(Saved data entries)
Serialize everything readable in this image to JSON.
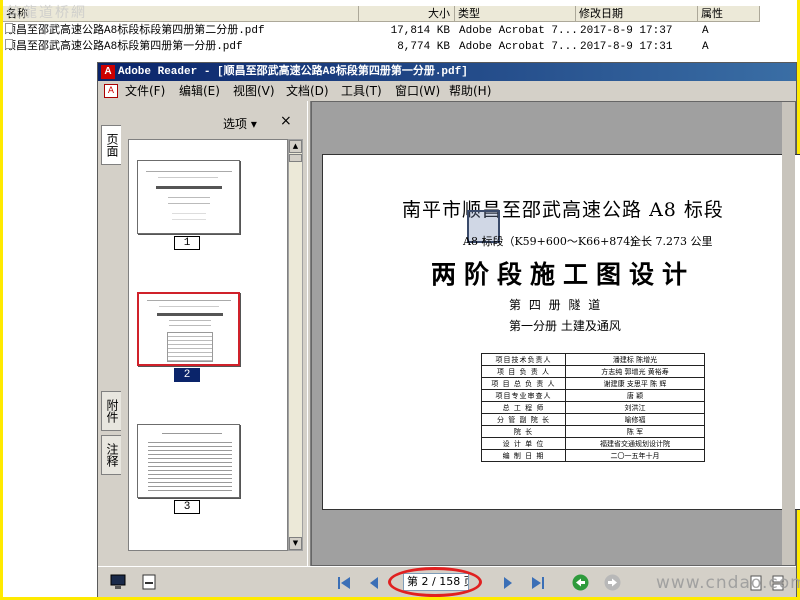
{
  "explorer": {
    "watermark": "筑龍道桥網",
    "columns": {
      "name": "名称",
      "size": "大小",
      "type": "类型",
      "modified": "修改日期",
      "attr": "属性"
    },
    "files": [
      {
        "name": "顺昌至邵武高速公路A8标段标段第四册第二分册.pdf",
        "size": "17,814 KB",
        "type": "Adobe Acrobat 7...",
        "modified": "2017-8-9 17:37",
        "attr": "A"
      },
      {
        "name": "顺昌至邵武高速公路A8标段第四册第一分册.pdf",
        "size": "8,774 KB",
        "type": "Adobe Acrobat 7...",
        "modified": "2017-8-9 17:31",
        "attr": "A"
      }
    ]
  },
  "reader": {
    "title": "Adobe Reader - [顺昌至邵武高速公路A8标段第四册第一分册.pdf]",
    "menu": [
      "文件(F)",
      "编辑(E)",
      "视图(V)",
      "文档(D)",
      "工具(T)",
      "窗口(W)",
      "帮助(H)"
    ],
    "nav_tabs": [
      "页面",
      "附件",
      "注释"
    ],
    "options_label": "选项 ▾",
    "close_label": "×",
    "thumbnails": [
      {
        "label": "1",
        "selected": false
      },
      {
        "label": "2",
        "selected": true
      },
      {
        "label": "3",
        "selected": false
      }
    ],
    "page_field": "第 2 / 158 页",
    "watermark": "www.cndao.com"
  },
  "document": {
    "title": "南平市顺昌至邵武高速公路 A8 标段",
    "section": "A8 标段（K59+600～K66+874）",
    "length": "全长 7.273 公里",
    "heading": "两阶段施工图设计",
    "volume": "第 四 册    隧    道",
    "subvolume": "第一分册    土建及通风",
    "signatures": [
      {
        "role": "项目技术负责人",
        "name": "潘建标  陈增光"
      },
      {
        "role": "项 目 负 责 人",
        "name": "方志纯  郭增光  黄裕寿"
      },
      {
        "role": "项 目 总 负 责 人",
        "name": "谢建康  支思平  陈  辉"
      },
      {
        "role": "项目专业审查人",
        "name": "唐  颖"
      },
      {
        "role": "总  工  程  师",
        "name": "刘洪江"
      },
      {
        "role": "分 管 副 院 长",
        "name": "喻修福"
      },
      {
        "role": "院        长",
        "name": "陈  军"
      },
      {
        "role": "设  计  单  位",
        "name": "福建省交通规划设计院"
      },
      {
        "role": "编  制  日  期",
        "name": "二〇一五年十月"
      }
    ]
  }
}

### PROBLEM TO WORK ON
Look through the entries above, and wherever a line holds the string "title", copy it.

### TASK RESULT
    "title": "Adobe Reader - [顺昌至邵武高速公路A8标段第四册第一分册.pdf]",
    "title": "南平市顺昌至邵武高速公路 A8 标段",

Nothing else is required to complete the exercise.